Timothy Keller – The Prodigal God: Recovering the Heart of the Christian Faith (Hodder & Stoughton, 2008)
The Prodigal God is a brilliant exposition of the parable of the two lost sons from Luke 15, but also – as the subtitle suggest – a message on what is the heart of the Christian faith.
Jesus’ parable, Keller shows, confronts two ways that people break away from God. Some, like the younger brother, rebel against his commands. But others, like the elder brother, work hard to be a good person, but do so in order to establish their right to independence from God. As Keller says,
Elder brothers obey God to get things. They don’t obey God to get God himself – in order to resemble him, love him, know him, and delight in him. So religious and moral people can be avoiding Jesus as Saviour and Lord as much as the younger brothers who say they don’t believe in God and define right and wrong for themselves.
…Sin is not just breaking the rules, it is putting yourself in place of God as Saviour, Lord, and Judge just as each son sought to displace the authority of the father in his own life.
But, Keller’s book and the parable itself are really about the nature of God – a God who responds with utter grace, who is prodigal, lavish, reckless in how he loves. In the second half of the book the parable is used mainly as a launching pad to explore core biblical themes and Keller manages to cover a great deal in a very short space. As ever, he reads contemporary Western culturally brilliantly, and shows how the gospel confronts and corrects us.

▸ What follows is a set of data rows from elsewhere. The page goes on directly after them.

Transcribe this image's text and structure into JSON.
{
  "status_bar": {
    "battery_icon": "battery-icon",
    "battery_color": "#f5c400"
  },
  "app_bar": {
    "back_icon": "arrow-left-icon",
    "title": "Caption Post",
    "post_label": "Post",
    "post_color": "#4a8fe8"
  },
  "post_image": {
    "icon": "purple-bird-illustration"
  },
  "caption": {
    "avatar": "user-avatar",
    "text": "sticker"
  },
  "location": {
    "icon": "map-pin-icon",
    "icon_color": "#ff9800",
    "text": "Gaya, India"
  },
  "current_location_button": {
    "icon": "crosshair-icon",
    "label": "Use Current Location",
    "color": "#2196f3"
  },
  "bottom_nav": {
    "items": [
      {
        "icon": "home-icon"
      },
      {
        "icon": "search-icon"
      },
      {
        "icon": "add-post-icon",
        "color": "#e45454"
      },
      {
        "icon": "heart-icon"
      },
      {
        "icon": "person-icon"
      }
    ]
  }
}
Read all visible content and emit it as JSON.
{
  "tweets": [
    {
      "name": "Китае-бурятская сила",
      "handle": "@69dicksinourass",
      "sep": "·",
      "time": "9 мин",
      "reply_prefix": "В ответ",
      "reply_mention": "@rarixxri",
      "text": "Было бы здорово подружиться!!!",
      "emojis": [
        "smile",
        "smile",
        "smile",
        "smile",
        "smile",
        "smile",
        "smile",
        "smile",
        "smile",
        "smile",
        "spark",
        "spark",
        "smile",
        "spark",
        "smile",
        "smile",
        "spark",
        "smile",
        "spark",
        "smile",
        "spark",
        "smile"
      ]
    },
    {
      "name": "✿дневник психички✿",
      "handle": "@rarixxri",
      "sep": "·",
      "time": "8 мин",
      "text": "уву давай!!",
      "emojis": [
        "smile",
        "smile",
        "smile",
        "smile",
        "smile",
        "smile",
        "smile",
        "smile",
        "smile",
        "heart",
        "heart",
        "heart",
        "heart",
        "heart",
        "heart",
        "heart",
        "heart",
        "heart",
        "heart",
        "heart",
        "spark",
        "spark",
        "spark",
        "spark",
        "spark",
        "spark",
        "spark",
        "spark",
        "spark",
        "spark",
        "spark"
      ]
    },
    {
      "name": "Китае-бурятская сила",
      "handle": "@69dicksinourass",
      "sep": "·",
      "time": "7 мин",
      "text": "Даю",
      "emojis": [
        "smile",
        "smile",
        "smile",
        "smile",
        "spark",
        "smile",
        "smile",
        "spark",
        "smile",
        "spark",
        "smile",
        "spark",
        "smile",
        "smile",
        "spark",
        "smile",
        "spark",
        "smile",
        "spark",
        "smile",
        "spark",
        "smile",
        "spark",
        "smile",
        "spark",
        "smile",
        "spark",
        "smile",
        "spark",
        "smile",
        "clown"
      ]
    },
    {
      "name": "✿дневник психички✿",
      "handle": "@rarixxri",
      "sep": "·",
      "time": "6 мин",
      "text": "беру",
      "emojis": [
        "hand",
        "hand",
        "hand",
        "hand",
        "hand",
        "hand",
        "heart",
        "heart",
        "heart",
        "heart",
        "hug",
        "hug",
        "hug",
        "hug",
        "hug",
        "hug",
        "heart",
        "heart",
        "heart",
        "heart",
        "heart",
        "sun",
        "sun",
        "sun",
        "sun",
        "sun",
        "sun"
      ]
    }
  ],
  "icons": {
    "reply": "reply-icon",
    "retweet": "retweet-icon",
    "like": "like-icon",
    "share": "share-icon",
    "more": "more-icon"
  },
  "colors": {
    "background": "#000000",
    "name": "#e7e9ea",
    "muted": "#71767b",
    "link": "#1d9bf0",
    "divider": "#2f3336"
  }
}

I would highly recommend this book to any one – Christian or non-Christian, teenager or centenarian. You can get through it in a few hours and, for me, they were among my best spent hours.